Exercise: Return all of the data exactly as given.

Given records:
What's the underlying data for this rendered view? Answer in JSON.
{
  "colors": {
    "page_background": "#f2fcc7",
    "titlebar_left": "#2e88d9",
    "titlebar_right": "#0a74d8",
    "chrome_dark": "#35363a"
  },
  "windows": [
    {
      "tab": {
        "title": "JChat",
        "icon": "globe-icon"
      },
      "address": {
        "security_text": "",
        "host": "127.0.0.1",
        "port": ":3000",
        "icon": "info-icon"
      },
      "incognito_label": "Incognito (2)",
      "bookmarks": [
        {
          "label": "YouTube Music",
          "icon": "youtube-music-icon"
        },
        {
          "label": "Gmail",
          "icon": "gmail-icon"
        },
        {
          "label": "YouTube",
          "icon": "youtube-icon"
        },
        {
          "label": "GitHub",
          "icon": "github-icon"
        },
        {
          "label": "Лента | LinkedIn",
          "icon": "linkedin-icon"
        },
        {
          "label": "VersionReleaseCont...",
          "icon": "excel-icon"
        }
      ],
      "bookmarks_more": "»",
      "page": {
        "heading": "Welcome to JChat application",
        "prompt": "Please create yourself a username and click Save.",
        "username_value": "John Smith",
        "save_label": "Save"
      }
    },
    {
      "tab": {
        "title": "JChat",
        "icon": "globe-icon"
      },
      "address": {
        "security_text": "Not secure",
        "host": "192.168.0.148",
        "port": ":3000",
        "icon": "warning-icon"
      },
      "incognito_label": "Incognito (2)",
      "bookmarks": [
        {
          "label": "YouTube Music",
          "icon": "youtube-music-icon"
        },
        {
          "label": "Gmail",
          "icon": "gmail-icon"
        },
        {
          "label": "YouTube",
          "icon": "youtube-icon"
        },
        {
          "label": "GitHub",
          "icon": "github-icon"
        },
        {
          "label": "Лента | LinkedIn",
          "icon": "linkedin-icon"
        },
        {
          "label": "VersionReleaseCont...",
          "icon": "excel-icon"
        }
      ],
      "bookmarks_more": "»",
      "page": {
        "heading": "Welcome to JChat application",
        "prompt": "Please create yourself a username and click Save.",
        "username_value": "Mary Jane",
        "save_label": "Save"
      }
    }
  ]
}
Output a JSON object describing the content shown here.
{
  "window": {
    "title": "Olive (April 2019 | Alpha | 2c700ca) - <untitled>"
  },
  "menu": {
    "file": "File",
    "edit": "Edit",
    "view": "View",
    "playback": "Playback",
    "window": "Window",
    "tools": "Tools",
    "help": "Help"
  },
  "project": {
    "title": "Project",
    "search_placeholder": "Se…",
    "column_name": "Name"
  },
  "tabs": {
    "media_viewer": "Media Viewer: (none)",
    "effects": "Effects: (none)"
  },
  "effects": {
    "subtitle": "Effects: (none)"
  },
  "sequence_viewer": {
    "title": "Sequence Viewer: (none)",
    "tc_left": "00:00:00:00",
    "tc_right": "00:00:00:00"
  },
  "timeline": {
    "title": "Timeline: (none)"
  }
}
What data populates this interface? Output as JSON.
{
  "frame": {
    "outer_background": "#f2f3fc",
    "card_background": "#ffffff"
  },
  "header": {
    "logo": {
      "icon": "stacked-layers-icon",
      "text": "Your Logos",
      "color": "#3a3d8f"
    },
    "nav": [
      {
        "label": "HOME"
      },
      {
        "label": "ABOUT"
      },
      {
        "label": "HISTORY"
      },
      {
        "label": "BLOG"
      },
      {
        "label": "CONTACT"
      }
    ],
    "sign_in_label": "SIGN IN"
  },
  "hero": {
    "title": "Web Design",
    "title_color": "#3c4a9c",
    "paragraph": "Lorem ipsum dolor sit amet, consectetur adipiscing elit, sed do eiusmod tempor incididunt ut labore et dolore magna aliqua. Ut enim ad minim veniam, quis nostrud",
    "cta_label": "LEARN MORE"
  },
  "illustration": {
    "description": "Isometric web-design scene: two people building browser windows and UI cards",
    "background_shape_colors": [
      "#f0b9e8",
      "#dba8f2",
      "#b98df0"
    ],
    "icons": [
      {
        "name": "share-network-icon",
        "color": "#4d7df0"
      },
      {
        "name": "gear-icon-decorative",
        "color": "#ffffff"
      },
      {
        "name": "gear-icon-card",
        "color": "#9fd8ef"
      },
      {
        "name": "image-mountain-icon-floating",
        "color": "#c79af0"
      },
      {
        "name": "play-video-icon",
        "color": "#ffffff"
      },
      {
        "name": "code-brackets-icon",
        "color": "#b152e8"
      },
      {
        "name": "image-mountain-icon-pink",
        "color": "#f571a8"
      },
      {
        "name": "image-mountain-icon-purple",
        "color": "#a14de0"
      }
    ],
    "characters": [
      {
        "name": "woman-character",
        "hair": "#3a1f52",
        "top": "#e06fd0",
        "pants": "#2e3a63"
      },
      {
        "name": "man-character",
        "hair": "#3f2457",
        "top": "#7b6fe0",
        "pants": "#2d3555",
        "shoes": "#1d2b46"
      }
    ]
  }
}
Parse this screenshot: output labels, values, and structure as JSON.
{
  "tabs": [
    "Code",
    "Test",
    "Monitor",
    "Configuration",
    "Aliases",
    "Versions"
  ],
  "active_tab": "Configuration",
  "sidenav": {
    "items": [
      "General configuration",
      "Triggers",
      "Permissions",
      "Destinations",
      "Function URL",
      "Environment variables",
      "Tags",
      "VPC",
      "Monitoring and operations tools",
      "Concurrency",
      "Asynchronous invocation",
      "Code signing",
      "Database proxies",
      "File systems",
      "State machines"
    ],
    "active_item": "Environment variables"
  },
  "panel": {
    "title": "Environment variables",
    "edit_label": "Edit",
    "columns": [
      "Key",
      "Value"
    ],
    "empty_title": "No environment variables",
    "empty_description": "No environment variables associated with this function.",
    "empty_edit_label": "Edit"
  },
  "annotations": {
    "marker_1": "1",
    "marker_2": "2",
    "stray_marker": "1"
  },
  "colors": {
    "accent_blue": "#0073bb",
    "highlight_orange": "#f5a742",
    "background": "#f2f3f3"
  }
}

Answer box:
What's the underlying data for this rendered view? Answer in JSON.
{
  "colors": {
    "page_background": "#f2fcc7",
    "titlebar_left": "#2e88d9",
    "titlebar_right": "#0a74d8",
    "chrome_dark": "#35363a"
  },
  "windows": [
    {
      "tab": {
        "title": "JChat",
        "icon": "globe-icon"
      },
      "address": {
        "security_text": "",
        "host": "127.0.0.1",
        "port": ":3000",
        "icon": "info-icon"
      },
      "incognito_label": "Incognito (2)",
      "bookmarks": [
        {
          "label": "YouTube Music",
          "icon": "youtube-music-icon"
        },
        {
          "label": "Gmail",
          "icon": "gmail-icon"
        },
        {
          "label": "YouTube",
          "icon": "youtube-icon"
        },
        {
          "label": "GitHub",
          "icon": "github-icon"
        },
        {
          "label": "Лента | LinkedIn",
          "icon": "linkedin-icon"
        },
        {
          "label": "VersionReleaseCont...",
          "icon": "excel-icon"
        }
      ],
      "bookmarks_more": "»",
      "page": {
        "heading": "Welcome to JChat application",
        "prompt": "Please create yourself a username and click Save.",
        "username_value": "John Smith",
        "save_label": "Save"
      }
    },
    {
      "tab": {
        "title": "JChat",
        "icon": "globe-icon"
      },
      "address": {
        "security_text": "Not secure",
        "host": "192.168.0.148",
        "port": ":3000",
        "icon": "warning-icon"
      },
      "incognito_label": "Incognito (2)",
      "bookmarks": [
        {
          "label": "YouTube Music",
          "icon": "youtube-music-icon"
        },
        {
          "label": "Gmail",
          "icon": "gmail-icon"
        },
        {
          "label": "YouTube",
          "icon": "youtube-icon"
        },
        {
          "label": "GitHub",
          "icon": "github-icon"
        },
        {
          "label": "Лента | LinkedIn",
          "icon": "linkedin-icon"
        },
        {
          "label": "VersionReleaseCont...",
          "icon": "excel-icon"
        }
      ],
      "bookmarks_more": "»",
      "page": {
        "heading": "Welcome to JChat application",
        "prompt": "Please create yourself a username and click Save.",
        "username_value": "Mary Jane",
        "save_label": "Save"
      }
    }
  ]
}
Output a JSON object describing the content shown here.
{
  "window": {
    "title": "Olive (April 2019 | Alpha | 2c700ca) - <untitled>"
  },
  "menu": {
    "file": "File",
    "edit": "Edit",
    "view": "View",
    "playback": "Playback",
    "window": "Window",
    "tools": "Tools",
    "help": "Help"
  },
  "project": {
    "title": "Project",
    "search_placeholder": "Se…",
    "column_name": "Name"
  },
  "tabs": {
    "media_viewer": "Media Viewer: (none)",
    "effects": "Effects: (none)"
  },
  "effects": {
    "subtitle": "Effects: (none)"
  },
  "sequence_viewer": {
    "title": "Sequence Viewer: (none)",
    "tc_left": "00:00:00:00",
    "tc_right": "00:00:00:00"
  },
  "timeline": {
    "title": "Timeline: (none)"
  }
}
What data populates this interface? Output as JSON.
{
  "frame": {
    "outer_background": "#f2f3fc",
    "card_background": "#ffffff"
  },
  "header": {
    "logo": {
      "icon": "stacked-layers-icon",
      "text": "Your Logos",
      "color": "#3a3d8f"
    },
    "nav": [
      {
        "label": "HOME"
      },
      {
        "label": "ABOUT"
      },
      {
        "label": "HISTORY"
      },
      {
        "label": "BLOG"
      },
      {
        "label": "CONTACT"
      }
    ],
    "sign_in_label": "SIGN IN"
  },
  "hero": {
    "title": "Web Design",
    "title_color": "#3c4a9c",
    "paragraph": "Lorem ipsum dolor sit amet, consectetur adipiscing elit, sed do eiusmod tempor incididunt ut labore et dolore magna aliqua. Ut enim ad minim veniam, quis nostrud",
    "cta_label": "LEARN MORE"
  },
  "illustration": {
    "description": "Isometric web-design scene: two people building browser windows and UI cards",
    "background_shape_colors": [
      "#f0b9e8",
      "#dba8f2",
      "#b98df0"
    ],
    "icons": [
      {
        "name": "share-network-icon",
        "color": "#4d7df0"
      },
      {
        "name": "gear-icon-decorative",
        "color": "#ffffff"
      },
      {
        "name": "gear-icon-card",
        "color": "#9fd8ef"
      },
      {
        "name": "image-mountain-icon-floating",
        "color": "#c79af0"
      },
      {
        "name": "play-video-icon",
        "color": "#ffffff"
      },
      {
        "name": "code-brackets-icon",
        "color": "#b152e8"
      },
      {
        "name": "image-mountain-icon-pink",
        "color": "#f571a8"
      },
      {
        "name": "image-mountain-icon-purple",
        "color": "#a14de0"
      }
    ],
    "characters": [
      {
        "name": "woman-character",
        "hair": "#3a1f52",
        "top": "#e06fd0",
        "pants": "#2e3a63"
      },
      {
        "name": "man-character",
        "hair": "#3f2457",
        "top": "#7b6fe0",
        "pants": "#2d3555",
        "shoes": "#1d2b46"
      }
    ]
  }
}
Parse this screenshot: output labels, values, and structure as JSON.
{
  "tabs": [
    "Code",
    "Test",
    "Monitor",
    "Configuration",
    "Aliases",
    "Versions"
  ],
  "active_tab": "Configuration",
  "sidenav": {
    "items": [
      "General configuration",
      "Triggers",
      "Permissions",
      "Destinations",
      "Function URL",
      "Environment variables",
      "Tags",
      "VPC",
      "Monitoring and operations tools",
      "Concurrency",
      "Asynchronous invocation",
      "Code signing",
      "Database proxies",
      "File systems",
      "State machines"
    ],
    "active_item": "Environment variables"
  },
  "panel": {
    "title": "Environment variables",
    "edit_label": "Edit",
    "columns": [
      "Key",
      "Value"
    ],
    "empty_title": "No environment variables",
    "empty_description": "No environment variables associated with this function.",
    "empty_edit_label": "Edit"
  },
  "annotations": {
    "marker_1": "1",
    "marker_2": "2",
    "stray_marker": "1"
  },
  "colors": {
    "accent_blue": "#0073bb",
    "highlight_orange": "#f5a742",
    "background": "#f2f3f3"
  }
}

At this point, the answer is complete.